The protests, demonstrations, and occasional violence of those who do not like the election result are an order of magnitude greater than I would expect, except that the election results signal a change from a deeply ingrained mindset, reinforced by the media, and by the tendency of us humans to seek information that confirms our thoughts and biases. [Here, I make no judgment on that mindset; only the observation that the election result was not what was expected by nearly anyone, and that it was an especially unpleasant shock to those who supported the status quo.]
This is true in organizations as well. Downsizings and mergers, for example, can be a devastating shock for individuals and groups. How they deal with it matters both to the organization and to themselves. Those who are in denial and angry may well act out, or seethe internally. Those who are resilient will resolve to make things better.
William Bridges has written about the need to avoid obsessing about the things that are changing, but rather to focus on the path forward through the change. He suggests coming to grips with the inner connections one has to the way things were before the change, and asking the question, “What is it time for me to let go of?” He points out that the loss one may feel can be in many ways a timely one. The answer will often provide guidance about the path forward.
© Copyright 2016 Bob Legge
Bob Legge provides organizations with the ability to exceed their most ambitious goals.
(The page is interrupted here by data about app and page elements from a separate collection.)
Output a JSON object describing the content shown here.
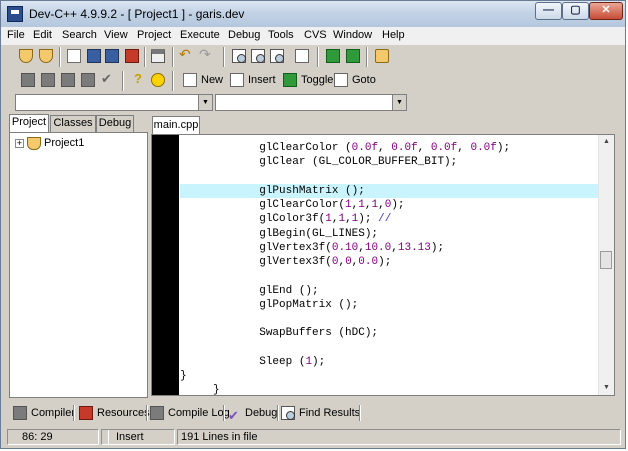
{
  "window": {
    "title": "Dev-C++ 4.9.9.2  - [ Project1 ] - garis.dev",
    "controls": {
      "minimize": "—",
      "maximize": "▢",
      "close": "✕"
    }
  },
  "menu": [
    "File",
    "Edit",
    "Search",
    "View",
    "Project",
    "Execute",
    "Debug",
    "Tools",
    "CVS",
    "Window",
    "Help"
  ],
  "toolbar2": {
    "new_label": "New",
    "insert_label": "Insert",
    "toggle_label": "Toggle",
    "goto_label": "Goto"
  },
  "combos": {
    "class_combo": "",
    "member_combo": ""
  },
  "left_panel": {
    "tabs": [
      "Project",
      "Classes",
      "Debug"
    ],
    "tree": {
      "expander": "+",
      "root": "Project1"
    }
  },
  "editor": {
    "file_tab": "main.cpp",
    "lines": [
      {
        "indent": "            ",
        "tokens": [
          {
            "t": "glClearColor (",
            "k": "t"
          },
          {
            "t": "0.0f",
            "k": "n"
          },
          {
            "t": ", ",
            "k": "t"
          },
          {
            "t": "0.0f",
            "k": "n"
          },
          {
            "t": ", ",
            "k": "t"
          },
          {
            "t": "0.0f",
            "k": "n"
          },
          {
            "t": ", ",
            "k": "t"
          },
          {
            "t": "0.0f",
            "k": "n"
          },
          {
            "t": ");",
            "k": "t"
          }
        ]
      },
      {
        "indent": "            ",
        "tokens": [
          {
            "t": "glClear (GL_COLOR_BUFFER_BIT);",
            "k": "t"
          }
        ]
      },
      {
        "indent": "",
        "tokens": []
      },
      {
        "indent": "            ",
        "tokens": [
          {
            "t": "glPushMatrix ();",
            "k": "t"
          }
        ],
        "highlight": true
      },
      {
        "indent": "            ",
        "tokens": [
          {
            "t": "glClearColor(",
            "k": "t"
          },
          {
            "t": "1",
            "k": "n"
          },
          {
            "t": ",",
            "k": "t"
          },
          {
            "t": "1",
            "k": "n"
          },
          {
            "t": ",",
            "k": "t"
          },
          {
            "t": "1",
            "k": "n"
          },
          {
            "t": ",",
            "k": "t"
          },
          {
            "t": "0",
            "k": "n"
          },
          {
            "t": ");",
            "k": "t"
          }
        ]
      },
      {
        "indent": "            ",
        "tokens": [
          {
            "t": "glColor3f(",
            "k": "t"
          },
          {
            "t": "1",
            "k": "n"
          },
          {
            "t": ",",
            "k": "t"
          },
          {
            "t": "1",
            "k": "n"
          },
          {
            "t": ",",
            "k": "t"
          },
          {
            "t": "1",
            "k": "n"
          },
          {
            "t": "); ",
            "k": "t"
          },
          {
            "t": "//",
            "k": "c"
          }
        ]
      },
      {
        "indent": "            ",
        "tokens": [
          {
            "t": "glBegin(GL_LINES);",
            "k": "t"
          }
        ]
      },
      {
        "indent": "            ",
        "tokens": [
          {
            "t": "glVertex3f(",
            "k": "t"
          },
          {
            "t": "0.10",
            "k": "n"
          },
          {
            "t": ",",
            "k": "t"
          },
          {
            "t": "10.0",
            "k": "n"
          },
          {
            "t": ",",
            "k": "t"
          },
          {
            "t": "13.13",
            "k": "n"
          },
          {
            "t": ");",
            "k": "t"
          }
        ]
      },
      {
        "indent": "            ",
        "tokens": [
          {
            "t": "glVertex3f(",
            "k": "t"
          },
          {
            "t": "0",
            "k": "n"
          },
          {
            "t": ",",
            "k": "t"
          },
          {
            "t": "0",
            "k": "n"
          },
          {
            "t": ",",
            "k": "t"
          },
          {
            "t": "0.0",
            "k": "n"
          },
          {
            "t": ");",
            "k": "t"
          }
        ]
      },
      {
        "indent": "",
        "tokens": []
      },
      {
        "indent": "            ",
        "tokens": [
          {
            "t": "glEnd ();",
            "k": "t"
          }
        ]
      },
      {
        "indent": "            ",
        "tokens": [
          {
            "t": "glPopMatrix ();",
            "k": "t"
          }
        ]
      },
      {
        "indent": "",
        "tokens": []
      },
      {
        "indent": "            ",
        "tokens": [
          {
            "t": "SwapBuffers (hDC);",
            "k": "t"
          }
        ]
      },
      {
        "indent": "",
        "tokens": []
      },
      {
        "indent": "            ",
        "tokens": [
          {
            "t": "Sleep (",
            "k": "t"
          },
          {
            "t": "1",
            "k": "n"
          },
          {
            "t": ");",
            "k": "t"
          }
        ]
      },
      {
        "indent": "",
        "tokens": [
          {
            "t": "}",
            "k": "t"
          }
        ]
      },
      {
        "indent": "     ",
        "tokens": [
          {
            "t": "}",
            "k": "t"
          }
        ]
      }
    ]
  },
  "bottom_tabs": [
    "Compiler",
    "Resources",
    "Compile Log",
    "Debug",
    "Find Results"
  ],
  "status": {
    "position": "86: 29",
    "modified": "",
    "mode": "Insert",
    "lines_info": "191 Lines in file"
  }
}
I work with leaders of Fortune 500 companies, small and mid-size companies, nonprofits, education, and government. Together, we drive strategy, lead successful change, develop high performance cultures, improve individual and organizational performance, and produce faster, sustainable growth and value. Contact him at firstname.lastname@example.org